No, HealthCare.gov doesn’t require half a billion lines of code

New data confirms that a previous claim about the size of the Obamacare portal’s code base was way off the mark

Screenshot of HealthCare/.gov websiteImage credit: REUTERS/Mike Segar
Does this really require 500 million lines of code?

Whether you’re a fan of Obamacare or against it, there’s no denying that it’s a topic that gets people worked up. Even the technical aspects behind the implementation of it can generate a lot of discussion. Take, for instance, the claim made to the New York Times last year by an anonymous specialist who reportedly worked on HealthCare.gov, the federal government's online marketplace for health care under the Affordable Care Act, that the website consisted of 500 million lines of code.

This claim immediately caught the attention - and derision - of software developers who felt that it was not only unrealistic, but flat out impossible. Sure, the site is complex, but not that complex and, besides, it just wouldn’t be possible to generate that much code in the amount of time it took to build the site.

To put that 500 million number into perspective, two years ago I did a little research into the number of lines of code behind some well-known software over the years. At the low end, the guidance system for the Apollo 11 spacecraft used 145,000 lines of code. The Mars Curiosity rover uses 2.5 million lines of code. At the upper end, there’s Mac OS X Tiger (version 10.4) which had 86 million lines of code.

500 million lines of code for a transactional website - more than five times as much code as that behind OS X - just didn’t pass the sniff test. But just how many lines of code does it take to generate HealthCare.gov?

This question came up on Reddit again last week and it appears that we may now have answer. One commenter who goes by the handle agenaille and who claimed to have worked on HealthCare.gov as part of the post launch clean-up crew at the end of 2013, provided counts of the lines of code behind HealthCare.gov, broken down by programming/markup language. There’s no way to know if this person is telling the truth, but the Reddit community certainly seems to believe him or her; one redditor awarded agenaille Reddit gold for the post. For the sake of argument (and fun), let’s assume the numbers provided by this person are correct.

Here’s the breakdown:

You see that the total lines of code count provided by agenaille is 3.7 million, nowhere near 500 million. Agenaille notes that this doesn’t include code used for administrative tools related to the site. In the end, s/he guesstimates the total lines of code behind HealthCare.gov to be somewhere between 5 and 15 million. Again, way less than half a billion, in any case.

I took the numbers and generated the following chart to demonstrate the percentage breakdown of lines of code by language behind HealthCare.gov.

Pie chart showing the percent of total lines of code behind HealthCare.gov by programming language (excluding blank lines and code comments). Java is 64%, HTML 14%, JavaScript 9%, XSD 4%, XML 4%, CSS 3% and other 2%.Image credit: ITworld/Phil Johnson; Data source: Reddit/agenaille

As you can see, two-thirds (64%) of the code behind HealthCare.gov is Java.

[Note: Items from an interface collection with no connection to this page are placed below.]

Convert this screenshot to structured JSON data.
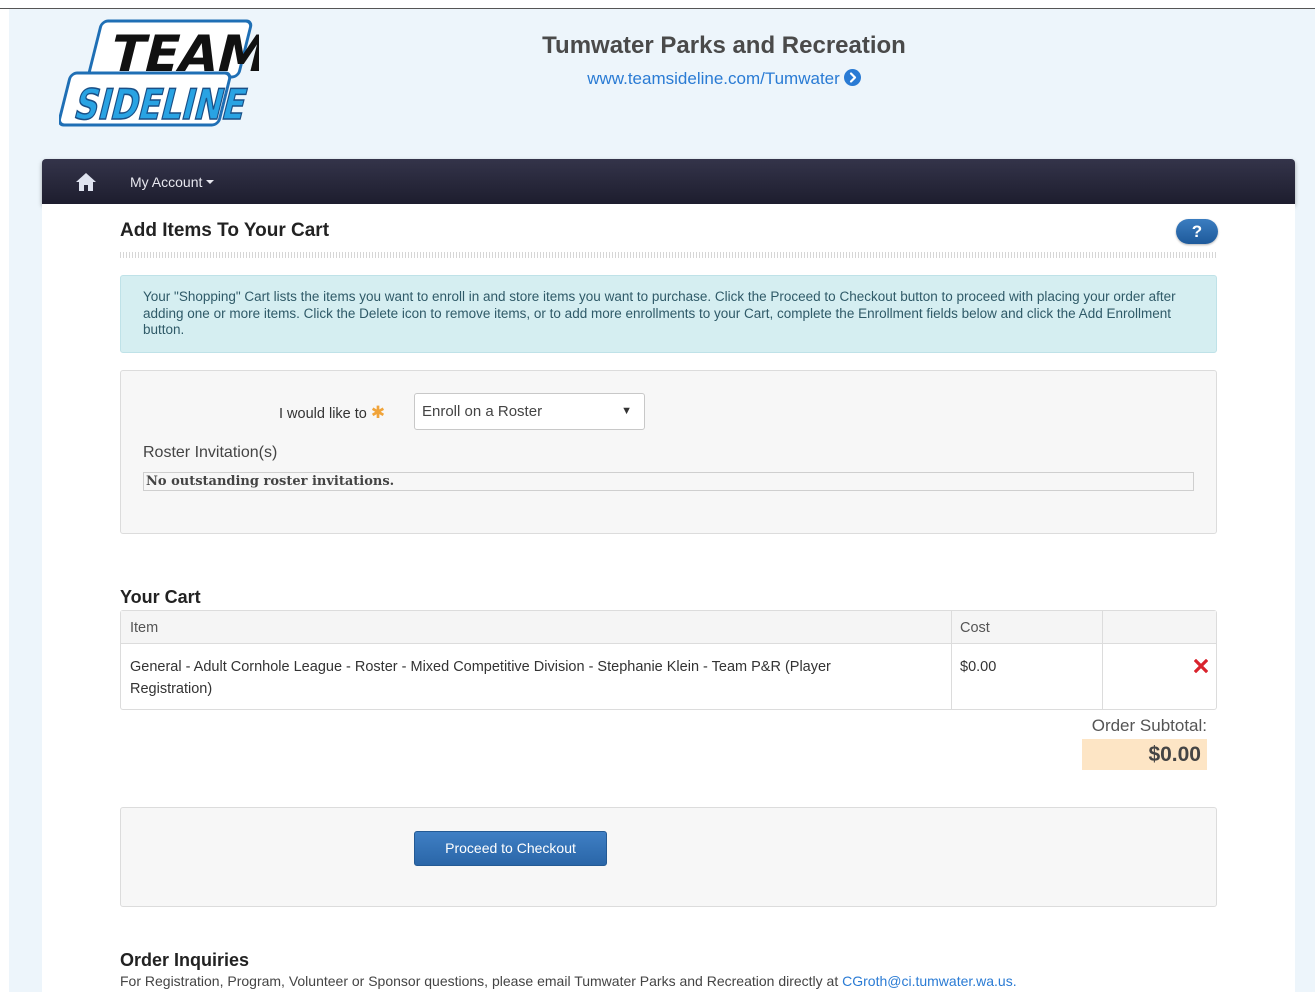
{
  "header": {
    "logo_text_line1": "TEAM",
    "logo_text_line2": "SIDELINE",
    "org_title": "Tumwater Parks and Recreation",
    "org_url": "www.teamsideline.com/Tumwater"
  },
  "navbar": {
    "home_icon": "home-icon",
    "account_label": "My Account"
  },
  "page": {
    "title": "Add Items To Your Cart",
    "help_label": "?",
    "info_text": "Your \"Shopping\" Cart lists the items you want to enroll in and store items you want to purchase. Click the Proceed to Checkout button to proceed with placing your order after adding one or more items. Click the Delete icon to remove items, or to add more enrollments to your Cart, complete the Enrollment fields below and click the Add Enrollment button."
  },
  "form": {
    "like_label": "I would like to",
    "required_marker": "✱",
    "select_value": "Enroll on a Roster",
    "roster_label": "Roster Invitation(s)",
    "roster_message": "No outstanding roster invitations."
  },
  "cart": {
    "title": "Your Cart",
    "columns": [
      "Item",
      "Cost",
      ""
    ],
    "rows": [
      {
        "item": "General - Adult Cornhole League - Roster - Mixed Competitive Division - Stephanie Klein - Team P&R (Player Registration)",
        "cost": "$0.00"
      }
    ],
    "subtotal_label": "Order Subtotal:",
    "subtotal_value": "$0.00",
    "checkout_label": "Proceed to Checkout"
  },
  "inquiries": {
    "title": "Order Inquiries",
    "text": "For Registration, Program, Volunteer or Sponsor questions, please email Tumwater Parks and Recreation directly at ",
    "email": "CGroth@ci.tumwater.wa.us."
  },
  "colors": {
    "navbar": "#1d1d2e",
    "link": "#2a7bd4",
    "info_bg": "#d5eef1",
    "subtotal_bg": "#fde5c5",
    "button": "#2a66a8",
    "delete": "#d9232d"
  }
}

Another 14% is HTML markup, followed by JavaScript (9%), XSD (4%), XML (4%) and CSS (3%).

These data, for what they’re worth, support the belief that HealthCare.gov doesn’t, as many people thought, require anywhere near 500 million lines of code. Still, nearly 4 million lines of code seems like quite a bit for this kind of thing.That’s still 8 times as much code as was required for the space shuttle’s primary flight software. So, apparently, running HealthCare.gov is harder than rocket science. Who knew?

Read more of Phil Johnson's #Tech blog and follow the latest IT news at ITworld. Follow Phil on Twitter at @itwphiljohnson. For the latest IT news, analysis and how-tos, follow ITworld on Twitter and Facebook.

Top 10 Hot Internet of Things Startups
Join the discussion
Be the first to comment on this article. Our Commenting Policies